Which lines of the entries below include "data"? List them all.

-----

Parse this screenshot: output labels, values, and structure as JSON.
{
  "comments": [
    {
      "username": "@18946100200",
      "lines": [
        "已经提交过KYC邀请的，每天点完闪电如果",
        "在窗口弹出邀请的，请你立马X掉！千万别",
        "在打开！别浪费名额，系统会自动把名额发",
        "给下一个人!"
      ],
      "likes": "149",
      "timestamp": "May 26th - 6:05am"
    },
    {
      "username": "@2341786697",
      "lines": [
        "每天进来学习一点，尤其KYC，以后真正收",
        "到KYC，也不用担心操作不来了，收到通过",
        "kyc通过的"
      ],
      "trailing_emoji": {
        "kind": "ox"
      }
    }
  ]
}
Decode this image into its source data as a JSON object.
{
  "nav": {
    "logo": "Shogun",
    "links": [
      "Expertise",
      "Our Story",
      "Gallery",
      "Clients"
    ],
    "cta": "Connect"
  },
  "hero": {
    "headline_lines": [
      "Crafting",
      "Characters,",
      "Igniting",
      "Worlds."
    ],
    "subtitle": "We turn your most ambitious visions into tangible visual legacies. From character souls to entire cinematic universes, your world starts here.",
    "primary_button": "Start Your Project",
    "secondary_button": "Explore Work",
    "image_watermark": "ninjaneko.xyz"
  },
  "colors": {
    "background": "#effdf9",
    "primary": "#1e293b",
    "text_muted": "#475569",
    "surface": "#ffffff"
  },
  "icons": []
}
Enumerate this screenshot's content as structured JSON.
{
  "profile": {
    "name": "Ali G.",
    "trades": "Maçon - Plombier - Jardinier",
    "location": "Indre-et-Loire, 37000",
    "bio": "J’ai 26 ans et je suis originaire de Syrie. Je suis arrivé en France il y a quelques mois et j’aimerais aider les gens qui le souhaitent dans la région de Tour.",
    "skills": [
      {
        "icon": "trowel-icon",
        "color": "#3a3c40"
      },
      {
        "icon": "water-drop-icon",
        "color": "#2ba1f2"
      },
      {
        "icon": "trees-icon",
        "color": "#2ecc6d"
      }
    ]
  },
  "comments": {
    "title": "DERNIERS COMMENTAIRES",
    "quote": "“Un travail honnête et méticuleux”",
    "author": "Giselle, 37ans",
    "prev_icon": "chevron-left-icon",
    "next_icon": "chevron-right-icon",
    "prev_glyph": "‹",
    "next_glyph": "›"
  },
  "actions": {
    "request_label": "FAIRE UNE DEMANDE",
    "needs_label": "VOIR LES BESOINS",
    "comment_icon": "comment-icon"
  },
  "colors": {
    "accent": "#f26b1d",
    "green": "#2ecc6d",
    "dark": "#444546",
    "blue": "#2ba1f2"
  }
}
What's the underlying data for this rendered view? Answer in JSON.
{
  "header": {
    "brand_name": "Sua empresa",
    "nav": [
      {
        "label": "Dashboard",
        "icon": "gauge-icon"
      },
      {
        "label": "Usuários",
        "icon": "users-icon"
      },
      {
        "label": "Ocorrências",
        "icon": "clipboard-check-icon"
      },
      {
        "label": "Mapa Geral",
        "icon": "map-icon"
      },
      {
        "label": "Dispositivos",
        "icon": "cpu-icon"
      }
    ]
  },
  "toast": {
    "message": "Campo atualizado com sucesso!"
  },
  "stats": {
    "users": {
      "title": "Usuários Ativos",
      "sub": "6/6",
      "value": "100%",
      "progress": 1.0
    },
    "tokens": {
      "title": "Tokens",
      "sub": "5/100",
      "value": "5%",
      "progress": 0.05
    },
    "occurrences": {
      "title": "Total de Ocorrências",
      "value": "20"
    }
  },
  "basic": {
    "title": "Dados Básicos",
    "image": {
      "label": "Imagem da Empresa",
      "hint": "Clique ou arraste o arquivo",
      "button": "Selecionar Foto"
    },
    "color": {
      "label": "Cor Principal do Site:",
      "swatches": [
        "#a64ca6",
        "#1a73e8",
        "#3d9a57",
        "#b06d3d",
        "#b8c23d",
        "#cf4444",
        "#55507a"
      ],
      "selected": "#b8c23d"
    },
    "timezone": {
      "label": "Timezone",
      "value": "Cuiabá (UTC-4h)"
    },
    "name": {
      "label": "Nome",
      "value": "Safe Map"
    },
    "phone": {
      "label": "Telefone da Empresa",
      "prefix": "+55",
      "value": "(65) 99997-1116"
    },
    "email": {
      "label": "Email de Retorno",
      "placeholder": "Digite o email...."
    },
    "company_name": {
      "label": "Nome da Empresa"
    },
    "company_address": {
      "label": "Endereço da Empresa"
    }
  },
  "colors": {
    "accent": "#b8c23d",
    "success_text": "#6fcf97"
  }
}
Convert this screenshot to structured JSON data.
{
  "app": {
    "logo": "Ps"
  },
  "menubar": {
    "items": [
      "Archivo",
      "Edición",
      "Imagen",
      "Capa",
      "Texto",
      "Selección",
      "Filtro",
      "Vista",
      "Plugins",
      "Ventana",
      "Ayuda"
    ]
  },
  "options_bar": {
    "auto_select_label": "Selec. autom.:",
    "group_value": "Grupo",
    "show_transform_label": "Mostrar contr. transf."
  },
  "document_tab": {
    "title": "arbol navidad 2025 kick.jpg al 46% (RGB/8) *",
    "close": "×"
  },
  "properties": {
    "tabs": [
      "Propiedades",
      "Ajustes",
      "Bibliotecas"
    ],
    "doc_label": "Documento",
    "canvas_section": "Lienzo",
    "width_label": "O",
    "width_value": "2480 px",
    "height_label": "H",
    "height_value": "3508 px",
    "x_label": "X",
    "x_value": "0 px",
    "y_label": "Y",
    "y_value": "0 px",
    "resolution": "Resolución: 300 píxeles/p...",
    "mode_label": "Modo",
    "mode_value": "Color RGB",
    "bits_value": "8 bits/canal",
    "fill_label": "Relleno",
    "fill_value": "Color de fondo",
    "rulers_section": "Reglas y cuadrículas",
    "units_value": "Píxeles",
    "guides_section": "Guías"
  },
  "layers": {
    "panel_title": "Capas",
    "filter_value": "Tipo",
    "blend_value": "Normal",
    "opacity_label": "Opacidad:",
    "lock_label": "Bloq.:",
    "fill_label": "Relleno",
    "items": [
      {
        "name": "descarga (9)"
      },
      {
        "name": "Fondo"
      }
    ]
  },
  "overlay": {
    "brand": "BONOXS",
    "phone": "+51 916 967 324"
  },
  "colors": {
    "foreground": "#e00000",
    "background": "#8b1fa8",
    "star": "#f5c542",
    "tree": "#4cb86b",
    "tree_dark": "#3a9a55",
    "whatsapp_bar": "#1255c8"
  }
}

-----

→ **Written solution**
Decode this image into its source data as a JSON object.
What's the underlying data for this rendered view? Answer in JSON.
Convert this screenshot to structured JSON data.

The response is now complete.